- [Task to complete] Whatever the records say, give every one of them again exactly.

- [Supplied entries]
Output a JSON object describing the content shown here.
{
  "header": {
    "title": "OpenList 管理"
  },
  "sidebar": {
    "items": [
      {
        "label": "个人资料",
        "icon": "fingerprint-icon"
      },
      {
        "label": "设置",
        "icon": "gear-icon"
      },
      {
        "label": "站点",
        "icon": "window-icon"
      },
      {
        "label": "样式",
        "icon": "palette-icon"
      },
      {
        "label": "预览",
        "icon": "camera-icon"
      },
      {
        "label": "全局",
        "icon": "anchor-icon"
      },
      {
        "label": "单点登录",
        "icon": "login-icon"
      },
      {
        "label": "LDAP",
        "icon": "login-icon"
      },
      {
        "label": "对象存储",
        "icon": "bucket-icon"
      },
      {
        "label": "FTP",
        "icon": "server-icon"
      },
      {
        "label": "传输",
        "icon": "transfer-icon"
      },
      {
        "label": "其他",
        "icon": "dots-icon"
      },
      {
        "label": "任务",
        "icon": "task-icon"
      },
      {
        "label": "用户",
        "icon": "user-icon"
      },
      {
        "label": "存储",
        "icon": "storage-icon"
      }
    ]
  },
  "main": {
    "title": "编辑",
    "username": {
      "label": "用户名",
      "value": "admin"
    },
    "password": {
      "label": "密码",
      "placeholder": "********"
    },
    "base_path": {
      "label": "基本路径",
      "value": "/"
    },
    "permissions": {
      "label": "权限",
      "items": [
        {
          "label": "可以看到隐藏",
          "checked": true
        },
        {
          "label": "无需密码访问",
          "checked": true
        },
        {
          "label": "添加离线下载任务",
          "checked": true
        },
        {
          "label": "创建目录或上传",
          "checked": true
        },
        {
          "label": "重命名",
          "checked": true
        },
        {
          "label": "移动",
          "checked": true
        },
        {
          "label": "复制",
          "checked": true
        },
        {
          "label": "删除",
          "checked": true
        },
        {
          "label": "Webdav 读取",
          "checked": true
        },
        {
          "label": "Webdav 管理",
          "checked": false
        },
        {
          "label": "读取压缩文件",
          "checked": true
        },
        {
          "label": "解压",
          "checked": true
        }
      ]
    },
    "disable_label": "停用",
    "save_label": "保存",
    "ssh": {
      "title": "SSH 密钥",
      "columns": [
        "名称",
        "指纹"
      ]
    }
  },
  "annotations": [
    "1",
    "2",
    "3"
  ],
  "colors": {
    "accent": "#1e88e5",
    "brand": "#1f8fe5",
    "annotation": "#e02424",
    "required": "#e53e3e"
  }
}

- [Output below]
Output a JSON object describing the content shown here.
{
  "header": {
    "title": "OpenList 管理"
  },
  "sidebar": {
    "items": [
      {
        "label": "个人资料",
        "icon": "fingerprint-icon"
      },
      {
        "label": "设置",
        "icon": "gear-icon"
      },
      {
        "label": "站点",
        "icon": "window-icon"
      },
      {
        "label": "样式",
        "icon": "palette-icon"
      },
      {
        "label": "预览",
        "icon": "camera-icon"
      },
      {
        "label": "全局",
        "icon": "anchor-icon"
      },
      {
        "label": "单点登录",
        "icon": "login-icon"
      },
      {
        "label": "LDAP",
        "icon": "login-icon"
      },
      {
        "label": "对象存储",
        "icon": "bucket-icon"
      },
      {
        "label": "FTP",
        "icon": "server-icon"
      },
      {
        "label": "传输",
        "icon": "transfer-icon"
      },
      {
        "label": "其他",
        "icon": "dots-icon"
      },
      {
        "label": "任务",
        "icon": "task-icon"
      },
      {
        "label": "用户",
        "icon": "user-icon"
      },
      {
        "label": "存储",
        "icon": "storage-icon"
      }
    ]
  },
  "main": {
    "title": "编辑",
    "username": {
      "label": "用户名",
      "value": "admin"
    },
    "password": {
      "label": "密码",
      "placeholder": "********"
    },
    "base_path": {
      "label": "基本路径",
      "value": "/"
    },
    "permissions": {
      "label": "权限",
      "items": [
        {
          "label": "可以看到隐藏",
          "checked": true
        },
        {
          "label": "无需密码访问",
          "checked": true
        },
        {
          "label": "添加离线下载任务",
          "checked": true
        },
        {
          "label": "创建目录或上传",
          "checked": true
        },
        {
          "label": "重命名",
          "checked": true
        },
        {
          "label": "移动",
          "checked": true
        },
        {
          "label": "复制",
          "checked": true
        },
        {
          "label": "删除",
          "checked": true
        },
        {
          "label": "Webdav 读取",
          "checked": true
        },
        {
          "label": "Webdav 管理",
          "checked": false
        },
        {
          "label": "读取压缩文件",
          "checked": true
        },
        {
          "label": "解压",
          "checked": true
        }
      ]
    },
    "disable_label": "停用",
    "save_label": "保存",
    "ssh": {
      "title": "SSH 密钥",
      "columns": [
        "名称",
        "指纹"
      ]
    }
  },
  "annotations": [
    "1",
    "2",
    "3"
  ],
  "colors": {
    "accent": "#1e88e5",
    "brand": "#1f8fe5",
    "annotation": "#e02424",
    "required": "#e53e3e"
  }
}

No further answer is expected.